*Exercise requirements*. The records that appear below are to be restated word for word.

== Data provided

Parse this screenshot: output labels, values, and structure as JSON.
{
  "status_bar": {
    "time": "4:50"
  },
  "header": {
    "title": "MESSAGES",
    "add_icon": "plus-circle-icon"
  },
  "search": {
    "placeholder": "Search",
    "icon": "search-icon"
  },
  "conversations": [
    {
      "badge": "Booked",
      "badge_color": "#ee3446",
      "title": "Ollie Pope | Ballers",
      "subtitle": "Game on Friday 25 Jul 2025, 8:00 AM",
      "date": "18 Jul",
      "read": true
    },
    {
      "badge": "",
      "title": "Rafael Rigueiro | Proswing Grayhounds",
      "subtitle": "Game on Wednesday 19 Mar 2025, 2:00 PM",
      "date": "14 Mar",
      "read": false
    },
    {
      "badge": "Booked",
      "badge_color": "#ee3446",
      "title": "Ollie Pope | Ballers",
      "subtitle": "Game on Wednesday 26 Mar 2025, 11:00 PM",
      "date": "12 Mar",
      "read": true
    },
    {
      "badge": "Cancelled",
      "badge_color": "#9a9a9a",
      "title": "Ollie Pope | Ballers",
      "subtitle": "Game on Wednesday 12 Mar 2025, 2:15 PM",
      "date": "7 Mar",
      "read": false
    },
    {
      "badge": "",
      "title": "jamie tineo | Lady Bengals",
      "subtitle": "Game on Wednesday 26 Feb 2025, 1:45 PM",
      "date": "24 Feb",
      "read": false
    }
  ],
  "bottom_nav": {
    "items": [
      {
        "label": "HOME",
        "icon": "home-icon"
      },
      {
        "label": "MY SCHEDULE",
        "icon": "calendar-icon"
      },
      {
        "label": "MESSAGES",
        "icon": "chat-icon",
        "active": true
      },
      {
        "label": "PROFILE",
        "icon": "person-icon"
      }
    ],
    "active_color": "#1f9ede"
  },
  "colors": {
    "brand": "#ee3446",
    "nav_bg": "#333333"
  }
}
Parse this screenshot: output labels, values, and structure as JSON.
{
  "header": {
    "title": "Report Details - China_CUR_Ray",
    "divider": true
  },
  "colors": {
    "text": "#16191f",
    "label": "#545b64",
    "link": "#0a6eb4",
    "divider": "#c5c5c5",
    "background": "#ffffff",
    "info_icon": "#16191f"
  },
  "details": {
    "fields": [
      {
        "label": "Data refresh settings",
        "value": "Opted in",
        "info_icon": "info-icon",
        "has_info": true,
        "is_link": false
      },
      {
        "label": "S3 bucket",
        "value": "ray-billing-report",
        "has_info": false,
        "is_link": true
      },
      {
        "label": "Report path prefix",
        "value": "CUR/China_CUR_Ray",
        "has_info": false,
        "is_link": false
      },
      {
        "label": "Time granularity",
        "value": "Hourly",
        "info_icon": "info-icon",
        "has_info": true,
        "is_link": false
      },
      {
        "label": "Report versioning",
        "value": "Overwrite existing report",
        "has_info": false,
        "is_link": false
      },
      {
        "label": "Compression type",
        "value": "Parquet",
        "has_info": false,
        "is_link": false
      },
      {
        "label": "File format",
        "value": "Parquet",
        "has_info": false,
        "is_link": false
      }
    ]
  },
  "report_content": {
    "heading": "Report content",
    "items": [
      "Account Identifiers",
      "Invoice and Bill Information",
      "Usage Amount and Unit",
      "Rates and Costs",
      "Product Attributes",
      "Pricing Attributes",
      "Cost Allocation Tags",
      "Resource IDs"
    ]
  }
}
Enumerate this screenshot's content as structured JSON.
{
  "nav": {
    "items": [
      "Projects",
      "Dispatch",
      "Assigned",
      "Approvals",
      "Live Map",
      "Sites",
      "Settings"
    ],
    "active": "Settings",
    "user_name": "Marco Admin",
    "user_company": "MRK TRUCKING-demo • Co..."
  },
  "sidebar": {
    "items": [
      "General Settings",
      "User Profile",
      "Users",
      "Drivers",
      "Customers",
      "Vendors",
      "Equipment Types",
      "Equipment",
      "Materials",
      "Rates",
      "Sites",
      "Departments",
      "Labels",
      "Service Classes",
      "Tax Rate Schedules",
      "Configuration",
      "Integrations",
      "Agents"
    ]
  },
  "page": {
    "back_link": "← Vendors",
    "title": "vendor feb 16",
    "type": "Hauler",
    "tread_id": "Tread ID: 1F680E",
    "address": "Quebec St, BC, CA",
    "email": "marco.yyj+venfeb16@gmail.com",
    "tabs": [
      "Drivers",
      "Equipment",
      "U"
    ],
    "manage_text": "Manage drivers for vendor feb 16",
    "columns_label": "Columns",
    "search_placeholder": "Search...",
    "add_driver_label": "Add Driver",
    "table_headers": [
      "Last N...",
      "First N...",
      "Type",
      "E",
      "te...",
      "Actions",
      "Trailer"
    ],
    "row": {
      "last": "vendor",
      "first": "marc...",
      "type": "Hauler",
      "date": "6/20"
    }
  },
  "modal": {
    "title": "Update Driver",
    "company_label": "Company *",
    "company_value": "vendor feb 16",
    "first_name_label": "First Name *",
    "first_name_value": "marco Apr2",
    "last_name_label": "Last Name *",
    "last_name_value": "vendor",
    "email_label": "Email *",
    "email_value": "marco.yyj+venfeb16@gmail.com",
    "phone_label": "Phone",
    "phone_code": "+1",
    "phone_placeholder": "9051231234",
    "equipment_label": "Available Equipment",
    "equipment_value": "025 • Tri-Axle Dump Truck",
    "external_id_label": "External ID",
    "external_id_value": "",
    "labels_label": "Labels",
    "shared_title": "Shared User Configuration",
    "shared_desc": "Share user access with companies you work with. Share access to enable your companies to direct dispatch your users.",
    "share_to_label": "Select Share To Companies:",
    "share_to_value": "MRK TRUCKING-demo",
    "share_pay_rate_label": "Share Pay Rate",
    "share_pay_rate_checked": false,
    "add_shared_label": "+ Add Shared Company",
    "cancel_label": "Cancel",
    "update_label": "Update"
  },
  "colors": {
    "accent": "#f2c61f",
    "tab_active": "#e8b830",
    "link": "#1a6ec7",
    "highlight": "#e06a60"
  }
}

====

*Answer section*.
Parse this screenshot: output labels, values, and structure as JSON.
{
  "status_bar": {
    "time": "4:50"
  },
  "header": {
    "title": "MESSAGES",
    "add_icon": "plus-circle-icon"
  },
  "search": {
    "placeholder": "Search",
    "icon": "search-icon"
  },
  "conversations": [
    {
      "badge": "Booked",
      "badge_color": "#ee3446",
      "title": "Ollie Pope | Ballers",
      "subtitle": "Game on Friday 25 Jul 2025, 8:00 AM",
      "date": "18 Jul",
      "read": true
    },
    {
      "badge": "",
      "title": "Rafael Rigueiro | Proswing Grayhounds",
      "subtitle": "Game on Wednesday 19 Mar 2025, 2:00 PM",
      "date": "14 Mar",
      "read": false
    },
    {
      "badge": "Booked",
      "badge_color": "#ee3446",
      "title": "Ollie Pope | Ballers",
      "subtitle": "Game on Wednesday 26 Mar 2025, 11:00 PM",
      "date": "12 Mar",
      "read": true
    },
    {
      "badge": "Cancelled",
      "badge_color": "#9a9a9a",
      "title": "Ollie Pope | Ballers",
      "subtitle": "Game on Wednesday 12 Mar 2025, 2:15 PM",
      "date": "7 Mar",
      "read": false
    },
    {
      "badge": "",
      "title": "jamie tineo | Lady Bengals",
      "subtitle": "Game on Wednesday 26 Feb 2025, 1:45 PM",
      "date": "24 Feb",
      "read": false
    }
  ],
  "bottom_nav": {
    "items": [
      {
        "label": "HOME",
        "icon": "home-icon"
      },
      {
        "label": "MY SCHEDULE",
        "icon": "calendar-icon"
      },
      {
        "label": "MESSAGES",
        "icon": "chat-icon",
        "active": true
      },
      {
        "label": "PROFILE",
        "icon": "person-icon"
      }
    ],
    "active_color": "#1f9ede"
  },
  "colors": {
    "brand": "#ee3446",
    "nav_bg": "#333333"
  }
}
Parse this screenshot: output labels, values, and structure as JSON.
{
  "header": {
    "title": "Report Details - China_CUR_Ray",
    "divider": true
  },
  "colors": {
    "text": "#16191f",
    "label": "#545b64",
    "link": "#0a6eb4",
    "divider": "#c5c5c5",
    "background": "#ffffff",
    "info_icon": "#16191f"
  },
  "details": {
    "fields": [
      {
        "label": "Data refresh settings",
        "value": "Opted in",
        "info_icon": "info-icon",
        "has_info": true,
        "is_link": false
      },
      {
        "label": "S3 bucket",
        "value": "ray-billing-report",
        "has_info": false,
        "is_link": true
      },
      {
        "label": "Report path prefix",
        "value": "CUR/China_CUR_Ray",
        "has_info": false,
        "is_link": false
      },
      {
        "label": "Time granularity",
        "value": "Hourly",
        "info_icon": "info-icon",
        "has_info": true,
        "is_link": false
      },
      {
        "label": "Report versioning",
        "value": "Overwrite existing report",
        "has_info": false,
        "is_link": false
      },
      {
        "label": "Compression type",
        "value": "Parquet",
        "has_info": false,
        "is_link": false
      },
      {
        "label": "File format",
        "value": "Parquet",
        "has_info": false,
        "is_link": false
      }
    ]
  },
  "report_content": {
    "heading": "Report content",
    "items": [
      "Account Identifiers",
      "Invoice and Bill Information",
      "Usage Amount and Unit",
      "Rates and Costs",
      "Product Attributes",
      "Pricing Attributes",
      "Cost Allocation Tags",
      "Resource IDs"
    ]
  }
}
Enumerate this screenshot's content as structured JSON.
{
  "nav": {
    "items": [
      "Projects",
      "Dispatch",
      "Assigned",
      "Approvals",
      "Live Map",
      "Sites",
      "Settings"
    ],
    "active": "Settings",
    "user_name": "Marco Admin",
    "user_company": "MRK TRUCKING-demo • Co..."
  },
  "sidebar": {
    "items": [
      "General Settings",
      "User Profile",
      "Users",
      "Drivers",
      "Customers",
      "Vendors",
      "Equipment Types",
      "Equipment",
      "Materials",
      "Rates",
      "Sites",
      "Departments",
      "Labels",
      "Service Classes",
      "Tax Rate Schedules",
      "Configuration",
      "Integrations",
      "Agents"
    ]
  },
  "page": {
    "back_link": "← Vendors",
    "title": "vendor feb 16",
    "type": "Hauler",
    "tread_id": "Tread ID: 1F680E",
    "address": "Quebec St, BC, CA",
    "email": "marco.yyj+venfeb16@gmail.com",
    "tabs": [
      "Drivers",
      "Equipment",
      "U"
    ],
    "manage_text": "Manage drivers for vendor feb 16",
    "columns_label": "Columns",
    "search_placeholder": "Search...",
    "add_driver_label": "Add Driver",
    "table_headers": [
      "Last N...",
      "First N...",
      "Type",
      "E",
      "te...",
      "Actions",
      "Trailer"
    ],
    "row": {
      "last": "vendor",
      "first": "marc...",
      "type": "Hauler",
      "date": "6/20"
    }
  },
  "modal": {
    "title": "Update Driver",
    "company_label": "Company *",
    "company_value": "vendor feb 16",
    "first_name_label": "First Name *",
    "first_name_value": "marco Apr2",
    "last_name_label": "Last Name *",
    "last_name_value": "vendor",
    "email_label": "Email *",
    "email_value": "marco.yyj+venfeb16@gmail.com",
    "phone_label": "Phone",
    "phone_code": "+1",
    "phone_placeholder": "9051231234",
    "equipment_label": "Available Equipment",
    "equipment_value": "025 • Tri-Axle Dump Truck",
    "external_id_label": "External ID",
    "external_id_value": "",
    "labels_label": "Labels",
    "shared_title": "Shared User Configuration",
    "shared_desc": "Share user access with companies you work with. Share access to enable your companies to direct dispatch your users.",
    "share_to_label": "Select Share To Companies:",
    "share_to_value": "MRK TRUCKING-demo",
    "share_pay_rate_label": "Share Pay Rate",
    "share_pay_rate_checked": false,
    "add_shared_label": "+ Add Shared Company",
    "cancel_label": "Cancel",
    "update_label": "Update"
  },
  "colors": {
    "accent": "#f2c61f",
    "tab_active": "#e8b830",
    "link": "#1a6ec7",
    "highlight": "#e06a60"
  }
}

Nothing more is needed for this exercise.